Available records
============================================================

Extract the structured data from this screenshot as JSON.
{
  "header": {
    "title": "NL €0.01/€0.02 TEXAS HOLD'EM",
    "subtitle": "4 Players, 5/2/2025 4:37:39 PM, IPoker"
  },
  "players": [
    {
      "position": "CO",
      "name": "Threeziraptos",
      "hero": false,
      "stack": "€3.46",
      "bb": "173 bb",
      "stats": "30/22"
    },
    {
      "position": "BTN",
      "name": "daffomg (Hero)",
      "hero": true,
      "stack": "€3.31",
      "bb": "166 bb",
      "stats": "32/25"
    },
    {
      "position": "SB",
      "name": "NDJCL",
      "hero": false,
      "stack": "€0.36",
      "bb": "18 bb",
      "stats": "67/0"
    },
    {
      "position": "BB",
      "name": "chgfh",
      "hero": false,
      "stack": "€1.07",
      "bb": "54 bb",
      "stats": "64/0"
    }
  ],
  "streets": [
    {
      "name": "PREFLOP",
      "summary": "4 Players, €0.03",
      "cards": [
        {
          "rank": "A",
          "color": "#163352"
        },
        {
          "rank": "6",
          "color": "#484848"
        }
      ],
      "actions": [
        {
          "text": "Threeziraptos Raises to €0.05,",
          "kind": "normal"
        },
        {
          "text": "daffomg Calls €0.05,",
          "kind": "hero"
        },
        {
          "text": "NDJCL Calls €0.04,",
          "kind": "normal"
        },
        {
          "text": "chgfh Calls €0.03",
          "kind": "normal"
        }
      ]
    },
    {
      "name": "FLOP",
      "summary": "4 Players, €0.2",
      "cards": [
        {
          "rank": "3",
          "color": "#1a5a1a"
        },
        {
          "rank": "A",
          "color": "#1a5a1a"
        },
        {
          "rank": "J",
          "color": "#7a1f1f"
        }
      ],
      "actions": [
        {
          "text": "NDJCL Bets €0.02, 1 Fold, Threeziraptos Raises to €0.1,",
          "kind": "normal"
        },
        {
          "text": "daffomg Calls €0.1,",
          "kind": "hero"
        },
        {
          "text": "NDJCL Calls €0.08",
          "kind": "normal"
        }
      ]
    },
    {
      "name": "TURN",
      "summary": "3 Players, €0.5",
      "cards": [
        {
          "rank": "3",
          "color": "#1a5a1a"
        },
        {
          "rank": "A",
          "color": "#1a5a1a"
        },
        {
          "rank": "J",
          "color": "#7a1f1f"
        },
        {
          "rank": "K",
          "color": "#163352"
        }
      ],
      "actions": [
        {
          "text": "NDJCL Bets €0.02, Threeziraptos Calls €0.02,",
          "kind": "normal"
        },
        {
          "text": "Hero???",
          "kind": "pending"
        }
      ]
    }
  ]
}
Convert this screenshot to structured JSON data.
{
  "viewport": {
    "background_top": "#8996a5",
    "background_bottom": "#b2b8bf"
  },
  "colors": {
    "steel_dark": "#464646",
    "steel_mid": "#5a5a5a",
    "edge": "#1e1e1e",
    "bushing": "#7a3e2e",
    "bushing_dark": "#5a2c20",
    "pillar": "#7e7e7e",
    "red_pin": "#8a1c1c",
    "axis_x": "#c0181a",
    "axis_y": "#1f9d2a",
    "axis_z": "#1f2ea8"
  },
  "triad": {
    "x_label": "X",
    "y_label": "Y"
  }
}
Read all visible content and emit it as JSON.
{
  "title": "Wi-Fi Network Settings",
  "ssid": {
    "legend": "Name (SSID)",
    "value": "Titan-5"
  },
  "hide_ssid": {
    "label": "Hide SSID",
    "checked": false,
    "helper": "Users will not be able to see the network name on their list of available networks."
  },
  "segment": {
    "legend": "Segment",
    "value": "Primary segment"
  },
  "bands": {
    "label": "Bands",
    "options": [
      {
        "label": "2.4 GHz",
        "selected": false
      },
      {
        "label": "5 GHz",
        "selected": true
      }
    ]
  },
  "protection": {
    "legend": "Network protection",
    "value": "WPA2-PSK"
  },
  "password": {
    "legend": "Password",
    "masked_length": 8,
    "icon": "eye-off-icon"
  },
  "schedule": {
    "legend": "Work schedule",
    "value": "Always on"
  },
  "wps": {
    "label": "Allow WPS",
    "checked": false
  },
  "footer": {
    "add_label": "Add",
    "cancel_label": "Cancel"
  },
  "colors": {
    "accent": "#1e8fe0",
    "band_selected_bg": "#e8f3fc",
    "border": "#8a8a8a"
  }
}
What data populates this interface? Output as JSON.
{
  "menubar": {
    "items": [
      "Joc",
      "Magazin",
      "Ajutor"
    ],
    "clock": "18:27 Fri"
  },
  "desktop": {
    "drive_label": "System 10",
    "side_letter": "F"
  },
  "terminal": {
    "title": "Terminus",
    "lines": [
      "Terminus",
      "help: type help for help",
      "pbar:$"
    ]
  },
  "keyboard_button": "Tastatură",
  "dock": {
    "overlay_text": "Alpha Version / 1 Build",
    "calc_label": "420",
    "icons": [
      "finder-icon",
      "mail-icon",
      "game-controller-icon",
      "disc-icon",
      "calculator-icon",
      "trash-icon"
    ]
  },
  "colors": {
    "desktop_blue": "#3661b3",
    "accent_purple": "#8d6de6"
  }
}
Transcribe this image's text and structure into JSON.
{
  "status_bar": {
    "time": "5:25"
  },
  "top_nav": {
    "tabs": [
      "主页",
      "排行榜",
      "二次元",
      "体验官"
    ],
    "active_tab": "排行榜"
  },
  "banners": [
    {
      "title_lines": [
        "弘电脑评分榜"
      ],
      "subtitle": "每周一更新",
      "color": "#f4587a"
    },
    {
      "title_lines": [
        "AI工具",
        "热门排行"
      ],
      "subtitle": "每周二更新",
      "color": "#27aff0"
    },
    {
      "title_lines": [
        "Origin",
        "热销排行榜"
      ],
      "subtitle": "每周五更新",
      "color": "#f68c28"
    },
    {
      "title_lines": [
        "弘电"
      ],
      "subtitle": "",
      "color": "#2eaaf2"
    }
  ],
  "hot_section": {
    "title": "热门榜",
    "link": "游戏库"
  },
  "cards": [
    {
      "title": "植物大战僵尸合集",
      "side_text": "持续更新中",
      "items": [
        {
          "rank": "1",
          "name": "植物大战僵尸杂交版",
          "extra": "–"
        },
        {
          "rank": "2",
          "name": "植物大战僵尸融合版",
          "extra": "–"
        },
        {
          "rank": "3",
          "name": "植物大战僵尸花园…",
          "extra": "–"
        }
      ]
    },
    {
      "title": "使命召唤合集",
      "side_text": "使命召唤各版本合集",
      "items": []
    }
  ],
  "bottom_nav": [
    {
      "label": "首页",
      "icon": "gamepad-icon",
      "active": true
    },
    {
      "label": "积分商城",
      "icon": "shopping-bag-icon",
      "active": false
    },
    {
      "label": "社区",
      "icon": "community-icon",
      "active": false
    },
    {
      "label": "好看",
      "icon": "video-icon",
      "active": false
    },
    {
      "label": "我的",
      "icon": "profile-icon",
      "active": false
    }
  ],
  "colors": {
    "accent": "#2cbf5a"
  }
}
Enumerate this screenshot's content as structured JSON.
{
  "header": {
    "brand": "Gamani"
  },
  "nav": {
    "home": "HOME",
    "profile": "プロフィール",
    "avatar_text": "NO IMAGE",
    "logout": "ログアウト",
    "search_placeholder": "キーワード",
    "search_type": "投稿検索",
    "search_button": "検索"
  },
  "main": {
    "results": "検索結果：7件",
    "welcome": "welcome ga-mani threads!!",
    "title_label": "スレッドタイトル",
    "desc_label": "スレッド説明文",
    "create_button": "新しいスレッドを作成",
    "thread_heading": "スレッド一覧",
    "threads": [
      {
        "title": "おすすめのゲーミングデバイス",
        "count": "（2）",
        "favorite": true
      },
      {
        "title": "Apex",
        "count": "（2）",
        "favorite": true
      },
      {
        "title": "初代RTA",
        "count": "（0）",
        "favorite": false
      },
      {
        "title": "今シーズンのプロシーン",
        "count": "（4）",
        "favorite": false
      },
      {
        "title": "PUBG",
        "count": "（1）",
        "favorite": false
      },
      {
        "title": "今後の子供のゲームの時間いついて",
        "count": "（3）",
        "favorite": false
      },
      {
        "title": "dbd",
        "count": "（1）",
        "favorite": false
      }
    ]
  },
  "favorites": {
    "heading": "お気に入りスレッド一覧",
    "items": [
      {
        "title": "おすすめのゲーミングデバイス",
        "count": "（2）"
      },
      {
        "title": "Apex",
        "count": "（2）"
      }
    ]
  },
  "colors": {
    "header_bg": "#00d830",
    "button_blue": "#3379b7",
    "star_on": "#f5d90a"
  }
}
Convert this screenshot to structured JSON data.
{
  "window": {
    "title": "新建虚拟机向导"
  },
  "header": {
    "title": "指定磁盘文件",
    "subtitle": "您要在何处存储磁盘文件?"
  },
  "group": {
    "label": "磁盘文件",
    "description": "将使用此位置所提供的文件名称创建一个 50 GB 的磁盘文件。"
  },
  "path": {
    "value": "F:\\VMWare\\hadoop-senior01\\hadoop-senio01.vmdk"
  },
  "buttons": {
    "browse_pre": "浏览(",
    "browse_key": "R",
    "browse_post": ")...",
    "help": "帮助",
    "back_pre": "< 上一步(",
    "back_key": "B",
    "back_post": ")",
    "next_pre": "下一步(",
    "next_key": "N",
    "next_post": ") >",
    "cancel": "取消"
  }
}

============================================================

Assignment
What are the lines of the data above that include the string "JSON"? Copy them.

Exercise solution
Extract the structured data from this screenshot as JSON.
Convert this screenshot to structured JSON data.
Read all visible content and emit it as JSON.
What data populates this interface? Output as JSON.
Transcribe this image's text and structure into JSON.
Enumerate this screenshot's content as structured JSON.
Convert this screenshot to structured JSON data.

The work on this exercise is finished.